How we tested...

Comparing the distros was tricky. As they're all underpinned by Ubuntu, the usual parameters for comparison, such as installation, were very similar. The main reason for this roundup is to help you select a distro that gives you a better desktop experience than Unity.

Another important point of comparison is system requirements. Unity requires accelerated graphics, which makes the standard Ubuntu unsuitable for older computers. We also paid attention to the custom tools shipped with some distros that have their own package manager. Some replace the default tools with their particular desktop environment to increase usability.

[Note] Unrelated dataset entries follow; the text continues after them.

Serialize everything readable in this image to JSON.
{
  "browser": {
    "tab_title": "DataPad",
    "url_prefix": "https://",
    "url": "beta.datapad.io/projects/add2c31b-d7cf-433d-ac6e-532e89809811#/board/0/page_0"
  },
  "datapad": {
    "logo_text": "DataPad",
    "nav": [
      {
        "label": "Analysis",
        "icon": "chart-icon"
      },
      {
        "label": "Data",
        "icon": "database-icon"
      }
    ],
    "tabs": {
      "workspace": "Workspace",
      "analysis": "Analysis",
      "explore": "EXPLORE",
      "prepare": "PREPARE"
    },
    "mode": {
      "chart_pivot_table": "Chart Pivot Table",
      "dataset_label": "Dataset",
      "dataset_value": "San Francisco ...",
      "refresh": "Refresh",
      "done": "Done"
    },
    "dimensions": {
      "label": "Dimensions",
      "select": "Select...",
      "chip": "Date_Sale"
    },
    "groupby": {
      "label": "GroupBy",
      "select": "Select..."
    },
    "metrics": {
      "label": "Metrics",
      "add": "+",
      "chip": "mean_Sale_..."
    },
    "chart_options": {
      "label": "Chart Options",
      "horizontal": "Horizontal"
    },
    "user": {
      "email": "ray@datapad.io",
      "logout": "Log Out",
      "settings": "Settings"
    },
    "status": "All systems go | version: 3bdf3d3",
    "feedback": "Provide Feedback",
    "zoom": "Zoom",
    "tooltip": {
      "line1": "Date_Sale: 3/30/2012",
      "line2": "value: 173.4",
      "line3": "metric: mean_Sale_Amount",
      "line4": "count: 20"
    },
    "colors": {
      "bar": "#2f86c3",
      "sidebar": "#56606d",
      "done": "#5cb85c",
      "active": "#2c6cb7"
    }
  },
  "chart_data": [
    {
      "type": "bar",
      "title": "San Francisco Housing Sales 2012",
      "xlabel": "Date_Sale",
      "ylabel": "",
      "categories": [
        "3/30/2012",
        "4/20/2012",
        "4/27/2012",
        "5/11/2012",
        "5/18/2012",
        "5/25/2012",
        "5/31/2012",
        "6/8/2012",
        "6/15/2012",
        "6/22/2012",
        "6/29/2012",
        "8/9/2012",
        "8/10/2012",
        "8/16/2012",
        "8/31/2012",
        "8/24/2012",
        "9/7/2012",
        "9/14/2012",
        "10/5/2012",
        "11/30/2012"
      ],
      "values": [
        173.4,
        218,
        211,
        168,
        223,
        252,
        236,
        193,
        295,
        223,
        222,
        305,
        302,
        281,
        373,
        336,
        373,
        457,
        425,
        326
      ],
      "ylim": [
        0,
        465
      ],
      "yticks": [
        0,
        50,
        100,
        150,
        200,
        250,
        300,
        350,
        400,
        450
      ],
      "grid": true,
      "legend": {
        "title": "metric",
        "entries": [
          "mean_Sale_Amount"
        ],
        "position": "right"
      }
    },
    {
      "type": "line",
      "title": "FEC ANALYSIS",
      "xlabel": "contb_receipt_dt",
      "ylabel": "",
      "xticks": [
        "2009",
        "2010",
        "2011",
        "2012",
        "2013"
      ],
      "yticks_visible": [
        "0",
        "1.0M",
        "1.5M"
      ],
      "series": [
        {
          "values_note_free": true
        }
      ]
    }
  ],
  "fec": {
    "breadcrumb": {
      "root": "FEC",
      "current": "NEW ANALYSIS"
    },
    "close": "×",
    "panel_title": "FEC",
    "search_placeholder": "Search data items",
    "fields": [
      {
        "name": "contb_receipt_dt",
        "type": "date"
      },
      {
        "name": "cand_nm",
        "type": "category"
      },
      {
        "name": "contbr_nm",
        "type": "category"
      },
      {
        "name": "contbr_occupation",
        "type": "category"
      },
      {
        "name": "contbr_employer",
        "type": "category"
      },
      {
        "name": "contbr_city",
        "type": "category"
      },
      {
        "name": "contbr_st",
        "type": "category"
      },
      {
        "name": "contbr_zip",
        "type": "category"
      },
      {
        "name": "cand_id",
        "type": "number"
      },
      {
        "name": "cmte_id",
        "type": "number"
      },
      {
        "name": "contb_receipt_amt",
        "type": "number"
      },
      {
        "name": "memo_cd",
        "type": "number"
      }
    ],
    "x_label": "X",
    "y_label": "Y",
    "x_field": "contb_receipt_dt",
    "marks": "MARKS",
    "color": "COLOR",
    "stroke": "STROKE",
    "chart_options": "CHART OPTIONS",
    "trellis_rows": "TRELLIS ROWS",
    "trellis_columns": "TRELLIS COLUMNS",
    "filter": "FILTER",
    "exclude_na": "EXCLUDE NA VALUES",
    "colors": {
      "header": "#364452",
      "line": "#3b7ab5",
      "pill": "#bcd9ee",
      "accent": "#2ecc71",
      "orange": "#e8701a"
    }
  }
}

No distro comparison is complete without a look at bundled apps and configuration options, and even more so, since both of these factors depend on the desktop environment.

Default apps

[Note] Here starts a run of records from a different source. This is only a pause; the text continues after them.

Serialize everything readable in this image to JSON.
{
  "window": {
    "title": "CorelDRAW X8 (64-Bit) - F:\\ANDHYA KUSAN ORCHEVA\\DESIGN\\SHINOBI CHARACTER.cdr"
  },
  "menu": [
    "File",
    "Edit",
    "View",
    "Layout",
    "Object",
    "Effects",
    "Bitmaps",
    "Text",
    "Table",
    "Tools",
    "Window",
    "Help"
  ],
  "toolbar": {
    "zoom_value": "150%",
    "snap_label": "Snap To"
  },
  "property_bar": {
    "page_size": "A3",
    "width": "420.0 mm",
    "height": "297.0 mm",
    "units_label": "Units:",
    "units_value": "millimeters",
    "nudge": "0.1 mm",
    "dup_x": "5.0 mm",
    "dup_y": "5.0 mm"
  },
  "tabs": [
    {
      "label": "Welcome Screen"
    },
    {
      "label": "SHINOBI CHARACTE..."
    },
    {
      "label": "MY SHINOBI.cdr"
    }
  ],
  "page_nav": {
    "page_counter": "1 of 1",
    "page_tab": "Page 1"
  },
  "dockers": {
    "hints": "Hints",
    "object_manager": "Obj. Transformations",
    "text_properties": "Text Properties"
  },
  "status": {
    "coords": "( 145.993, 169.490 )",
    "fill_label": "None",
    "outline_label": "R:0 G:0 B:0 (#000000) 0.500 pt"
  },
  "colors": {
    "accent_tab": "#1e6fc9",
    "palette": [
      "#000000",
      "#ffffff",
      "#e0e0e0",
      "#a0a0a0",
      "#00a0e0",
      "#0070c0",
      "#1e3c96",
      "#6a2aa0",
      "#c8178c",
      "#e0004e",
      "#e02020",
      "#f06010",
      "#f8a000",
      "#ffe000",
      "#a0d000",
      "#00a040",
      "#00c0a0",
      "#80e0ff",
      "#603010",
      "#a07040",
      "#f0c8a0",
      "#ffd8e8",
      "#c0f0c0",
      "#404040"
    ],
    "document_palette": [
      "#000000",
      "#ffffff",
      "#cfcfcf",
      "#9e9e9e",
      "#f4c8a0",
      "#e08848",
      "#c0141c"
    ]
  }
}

For most distros in this roundup, the choice of default software depends on the desktop. So you'll find Gnome-apps such as Evolution, Shotwell, Rhythmbox and Totem in Ubuntu Gnome, and KDE-apps such as Kmail, Amarok and Dragon Player in Kubuntu.

Although both of these distros try to remain true to their desktops, there are some exceptions. Most notable is LibreOffice, the default suite in Ubuntu Gnome, Kubuntu and Zorin. The lightweight Lubuntu uses AbiWord and Gnumeric instead, and Bodhi ships with only a basic text editor. In fact, the only real app in Bodhi is the Midori web browser, which you can use to access Bodhi's online app store and download new apps. Interestingly, Google Docs thinks of Midori as an outdated version of Google Chrome.

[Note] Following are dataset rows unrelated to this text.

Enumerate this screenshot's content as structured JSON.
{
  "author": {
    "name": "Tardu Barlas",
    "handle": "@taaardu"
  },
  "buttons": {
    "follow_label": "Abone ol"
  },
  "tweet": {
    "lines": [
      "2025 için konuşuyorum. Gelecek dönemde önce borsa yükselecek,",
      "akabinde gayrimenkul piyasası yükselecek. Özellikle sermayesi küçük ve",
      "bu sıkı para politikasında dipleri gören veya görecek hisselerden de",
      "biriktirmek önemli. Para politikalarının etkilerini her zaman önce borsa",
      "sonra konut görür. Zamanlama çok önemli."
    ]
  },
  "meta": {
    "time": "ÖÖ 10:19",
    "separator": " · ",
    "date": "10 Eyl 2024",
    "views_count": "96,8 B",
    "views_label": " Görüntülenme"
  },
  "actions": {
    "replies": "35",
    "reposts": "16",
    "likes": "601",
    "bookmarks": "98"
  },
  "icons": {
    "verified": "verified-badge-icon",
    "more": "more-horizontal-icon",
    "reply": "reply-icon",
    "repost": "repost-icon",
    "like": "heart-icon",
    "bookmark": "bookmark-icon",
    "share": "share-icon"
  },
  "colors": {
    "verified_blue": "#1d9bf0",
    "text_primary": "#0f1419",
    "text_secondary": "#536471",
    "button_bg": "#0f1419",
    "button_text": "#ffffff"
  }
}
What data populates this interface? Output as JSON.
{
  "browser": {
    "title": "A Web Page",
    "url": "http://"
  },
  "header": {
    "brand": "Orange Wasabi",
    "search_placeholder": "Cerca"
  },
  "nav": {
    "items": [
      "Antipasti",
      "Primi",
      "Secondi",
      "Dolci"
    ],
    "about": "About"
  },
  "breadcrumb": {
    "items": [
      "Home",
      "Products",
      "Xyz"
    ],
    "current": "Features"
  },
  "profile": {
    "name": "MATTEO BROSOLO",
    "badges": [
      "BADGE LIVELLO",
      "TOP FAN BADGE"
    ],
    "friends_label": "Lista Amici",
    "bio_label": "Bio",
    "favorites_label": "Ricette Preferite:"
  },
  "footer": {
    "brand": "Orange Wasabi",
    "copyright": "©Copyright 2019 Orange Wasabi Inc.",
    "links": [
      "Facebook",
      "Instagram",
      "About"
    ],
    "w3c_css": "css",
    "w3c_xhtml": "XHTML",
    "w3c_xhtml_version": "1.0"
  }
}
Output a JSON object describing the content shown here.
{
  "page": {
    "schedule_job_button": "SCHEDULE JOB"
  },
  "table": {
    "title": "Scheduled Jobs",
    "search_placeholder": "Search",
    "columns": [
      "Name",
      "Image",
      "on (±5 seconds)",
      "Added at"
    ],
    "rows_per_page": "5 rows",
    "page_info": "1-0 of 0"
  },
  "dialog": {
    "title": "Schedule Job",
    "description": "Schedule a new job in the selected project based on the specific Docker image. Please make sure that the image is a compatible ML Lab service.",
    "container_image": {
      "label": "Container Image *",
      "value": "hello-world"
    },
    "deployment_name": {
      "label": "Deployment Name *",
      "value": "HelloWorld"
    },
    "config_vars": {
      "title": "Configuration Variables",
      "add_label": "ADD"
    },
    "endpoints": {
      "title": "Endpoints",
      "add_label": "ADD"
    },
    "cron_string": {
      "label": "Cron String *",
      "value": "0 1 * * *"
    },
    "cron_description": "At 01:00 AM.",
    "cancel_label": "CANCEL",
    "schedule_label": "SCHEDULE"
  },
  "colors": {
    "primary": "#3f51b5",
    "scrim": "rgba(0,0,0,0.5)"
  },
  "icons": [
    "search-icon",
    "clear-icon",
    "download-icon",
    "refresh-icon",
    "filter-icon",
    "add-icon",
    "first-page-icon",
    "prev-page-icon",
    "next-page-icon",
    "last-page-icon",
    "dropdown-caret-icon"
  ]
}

Zorin ships with the real proprietary Google Chrome, while Lubuntu includes its open source sister, Chromium. Instead of Gnome's Epiphany browser (now rechristened simply Web), Ubuntu Gnome includes Firefox. Kubuntu ships with its own Reconq browser, although it does have a shortcut to install Firefox.

In stark contrast to Bodhi, the other lightweight distro, Lubuntu is chock full of apps. It's got some GTK apps such as the document viewer Evince, Archive Manager and image editor mtPaint, along with feature-weight apps that go with its LXDE desktop, such as the Leafpad text editor and PCManFM. Lubuntu also has the Sylpheed email client and the Chromium web browser. It's also got Audacious and Gnome Mplayer so you can play most popular formats: MP3s, AVIs and MP4s etc.

Ubuntu Gnome also lets you play MP3s out of the box with Rhythmbox. You won't find any plugins under Kubuntu but its multimedia apps are designed to fetch codecs as and when they are needed. The best thing about the Ubuntu derivatives is that you can install proprietary plugins and codecs to play restricted formats while installing the distro.